possible relevance of that filing to the test it employed.
(See Id. at 4-6).
Report and Recommendation explained that the parties had
fourteen days in which to file objections to findings and
recommendations it contained. (Id. at 7). No
objections were filed.
Review of a Magistrate Judge's Report and
party may contest the Magistrate Judge's findings and
recommendations by filing written objections within fourteen
days of being served with a copy of the Memorandum and
Recommendation. 28 U.S.C. § 636(b)(1)(C). The objections
must specifically identify those findings or recommendations
that the party wishes to have the district court consider.
Thomas v. Arn, 474 U.S. 140, 151 (1985). The Court
must conduct a de novo review of any of the Magistrate

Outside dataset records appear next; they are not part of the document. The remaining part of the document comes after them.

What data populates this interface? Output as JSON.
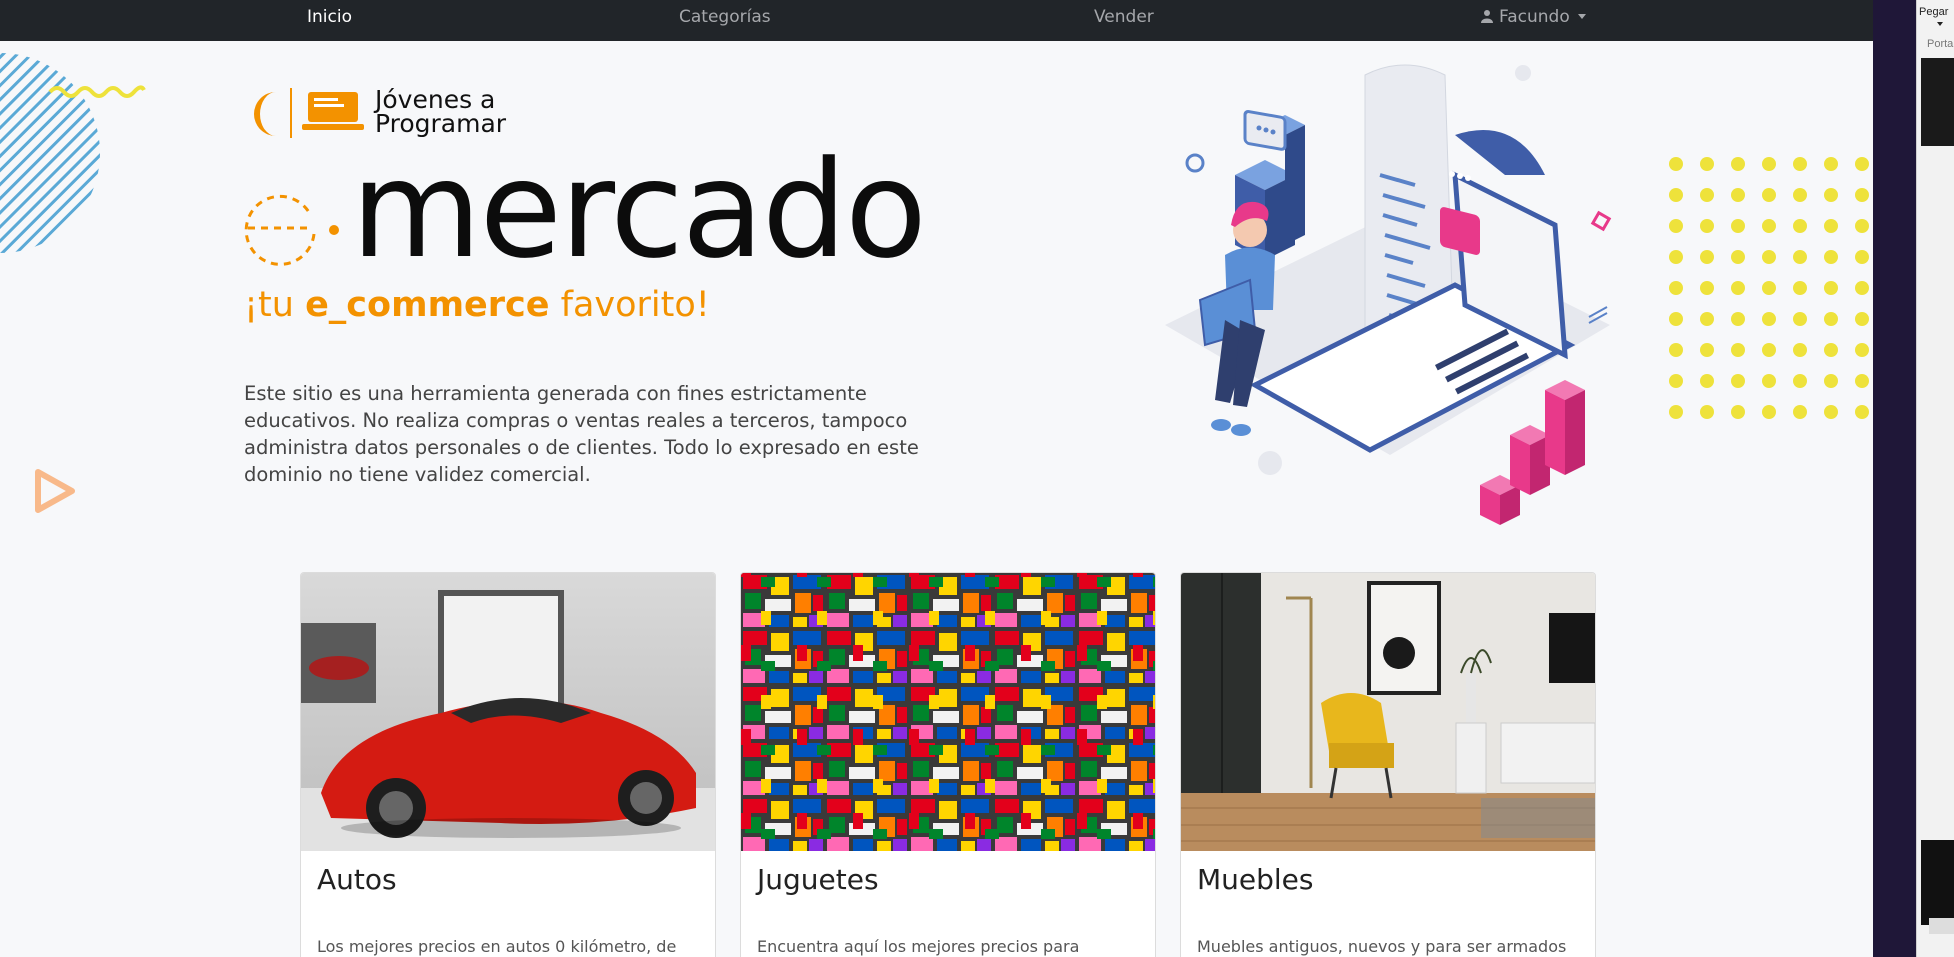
{
  "nav": {
    "items": [
      {
        "label": "Inicio",
        "active": true
      },
      {
        "label": "Categorías",
        "active": false
      },
      {
        "label": "Vender",
        "active": false
      }
    ],
    "user": {
      "name": "Facundo",
      "icon": "user-icon"
    }
  },
  "hero": {
    "logo_line1": "Jóvenes a",
    "logo_line2": "Programar",
    "brand": "mercado",
    "tagline_pre": "¡tu ",
    "tagline_bold": "e_commerce",
    "tagline_post": " favorito!",
    "disclaimer": "Este sitio es una herramienta generada con fines estrictamente educativos. No realiza compras o ventas reales a terceros, tampoco administra datos personales o de clientes. Todo lo expresado en este dominio no tiene validez comercial."
  },
  "categories": [
    {
      "title": "Autos",
      "text": "Los mejores precios en autos 0 kilómetro, de"
    },
    {
      "title": "Juguetes",
      "text": "Encuentra aquí los mejores precios para"
    },
    {
      "title": "Muebles",
      "text": "Muebles antiguos, nuevos y para ser armados"
    }
  ],
  "side_panel": {
    "label1": "Pegar",
    "label2": "Porta"
  },
  "colors": {
    "accent": "#f39200",
    "navbar": "#212529",
    "page_bg": "#f7f8fa",
    "dots": "#eee23b",
    "pink": "#e8398a",
    "blue": "#3f5da8"
  }
}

Judge's conclusions to which a party has specifically
objected. See 28 U.S.C. § 636(b)(1)(C)
(“A judge of the court shall make a de novo
determination of those portions of the report or specified
proposed findings or recommendations to which objection is
made.”). On the other hand, findings to which no
specific objections are made do not require de novo review;
the Court need only determine whether the Memorandum and
Recommendation is clearly erroneous or contrary to law.
United States v. Wilson, 864 F.2d 1219,
1221 (5th Cir. 1989).